[Dataset rows for apps and sites]
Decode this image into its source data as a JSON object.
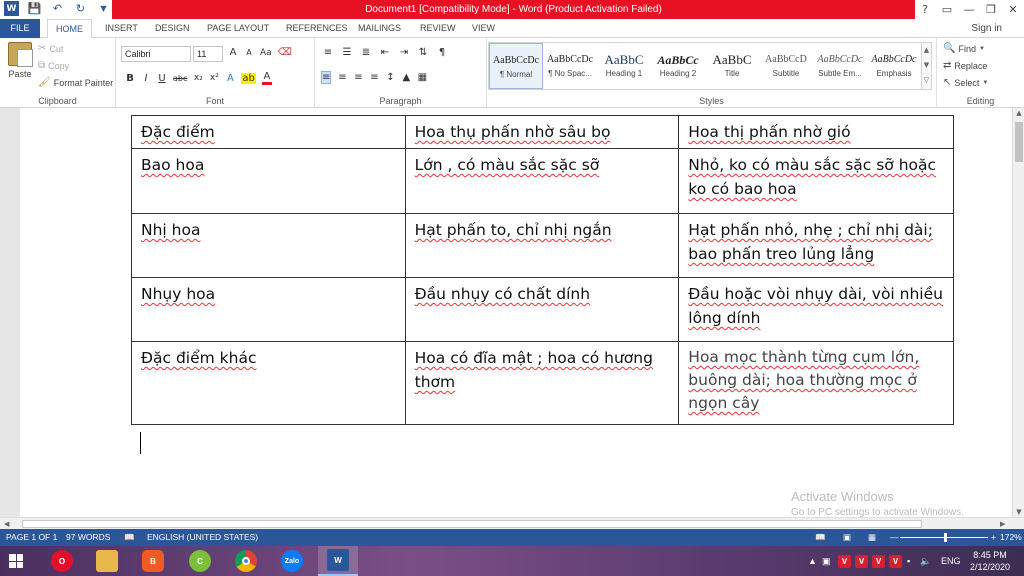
{
  "window": {
    "title": "Document1 [Compatibility Mode] - Word (Product Activation Failed)",
    "controls": [
      "?",
      "▭",
      "—",
      "❐",
      "✕"
    ]
  },
  "qat": {
    "icons": [
      "word-logo-icon",
      "save-icon",
      "undo-icon",
      "redo-icon",
      "customize-icon"
    ]
  },
  "tabs": {
    "file": "FILE",
    "items": [
      "HOME",
      "INSERT",
      "DESIGN",
      "PAGE LAYOUT",
      "REFERENCES",
      "MAILINGS",
      "REVIEW",
      "VIEW"
    ],
    "active": "HOME",
    "signin": "Sign in"
  },
  "ribbon": {
    "clipboard": {
      "label": "Clipboard",
      "paste": "Paste",
      "cut": "Cut",
      "copy": "Copy",
      "format_painter": "Format Painter"
    },
    "font": {
      "label": "Font",
      "family": "Calibri",
      "size": "11",
      "grow": "A",
      "shrink": "A",
      "case": "Aa",
      "bold": "B",
      "italic": "I",
      "underline": "U",
      "strike": "abc",
      "subscript": "x₂",
      "superscript": "x²",
      "text_effects": "A",
      "font_color": "A"
    },
    "paragraph": {
      "label": "Paragraph",
      "pilcrow": "¶"
    },
    "styles": {
      "label": "Styles",
      "items": [
        {
          "preview": "AaBbCcDc",
          "name": "¶ Normal"
        },
        {
          "preview": "AaBbCcDc",
          "name": "¶ No Spac..."
        },
        {
          "preview": "AaBbC",
          "name": "Heading 1"
        },
        {
          "preview": "AaBbCc",
          "name": "Heading 2"
        },
        {
          "preview": "AaBbC",
          "name": "Title"
        },
        {
          "preview": "AaBbCcD",
          "name": "Subtitle"
        },
        {
          "preview": "AaBbCcDc",
          "name": "Subtle Em..."
        },
        {
          "preview": "AaBbCcDc",
          "name": "Emphasis"
        }
      ]
    },
    "editing": {
      "label": "Editing",
      "find": "Find",
      "replace": "Replace",
      "select": "Select"
    }
  },
  "table": {
    "rows": [
      [
        "Đặc điểm",
        "Hoa thụ phấn nhờ sâu bọ",
        "Hoa thị phấn nhờ gió"
      ],
      [
        "Bao hoa",
        "Lớn , có màu sắc sặc sỡ",
        "Nhỏ, ko có màu sắc sặc sỡ hoặc ko có bao hoa"
      ],
      [
        "Nhị hoa",
        "Hạt phấn to, chỉ nhị ngắn",
        "Hạt phấn nhỏ, nhẹ ; chỉ nhị dài; bao phấn treo lủng lẳng"
      ],
      [
        "Nhụy hoa",
        "Đầu nhụy có chất dính",
        "Đầu hoặc vòi nhụy dài, vòi nhiều lông dính"
      ],
      [
        "Đặc điểm khác",
        "Hoa có đĩa mật ; hoa có hương thơm",
        "Hoa mọc thành từng cụm lớn, buông dài; hoa thường mọc ở ngọn cây"
      ]
    ]
  },
  "watermark": {
    "line1": "Activate Windows",
    "line2": "Go to PC settings to activate Windows."
  },
  "status": {
    "page": "PAGE 1 OF 1",
    "words": "97 WORDS",
    "language": "ENGLISH (UNITED STATES)",
    "zoom": "172%"
  },
  "taskbar": {
    "apps": [
      {
        "name": "opera",
        "label": "O",
        "color": "#e0102a"
      },
      {
        "name": "file-explorer",
        "label": "",
        "color": "#e8b84a"
      },
      {
        "name": "brave",
        "label": "B",
        "color": "#f05a24"
      },
      {
        "name": "coccoc",
        "label": "C",
        "color": "#7bbf3b"
      },
      {
        "name": "chrome",
        "label": "",
        "color": "#4285f4"
      },
      {
        "name": "zalo",
        "label": "Zalo",
        "color": "#0a7cff"
      },
      {
        "name": "word",
        "label": "W",
        "color": "#2b579a"
      }
    ],
    "language": "ENG",
    "time": "8:45 PM",
    "date": "2/12/2020"
  }
}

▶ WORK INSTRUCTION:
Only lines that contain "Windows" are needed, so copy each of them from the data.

▶ ANSWER TO THE EXERCISE:
    "line1": "Activate Windows",
    "line2": "Go to PC settings to activate Windows."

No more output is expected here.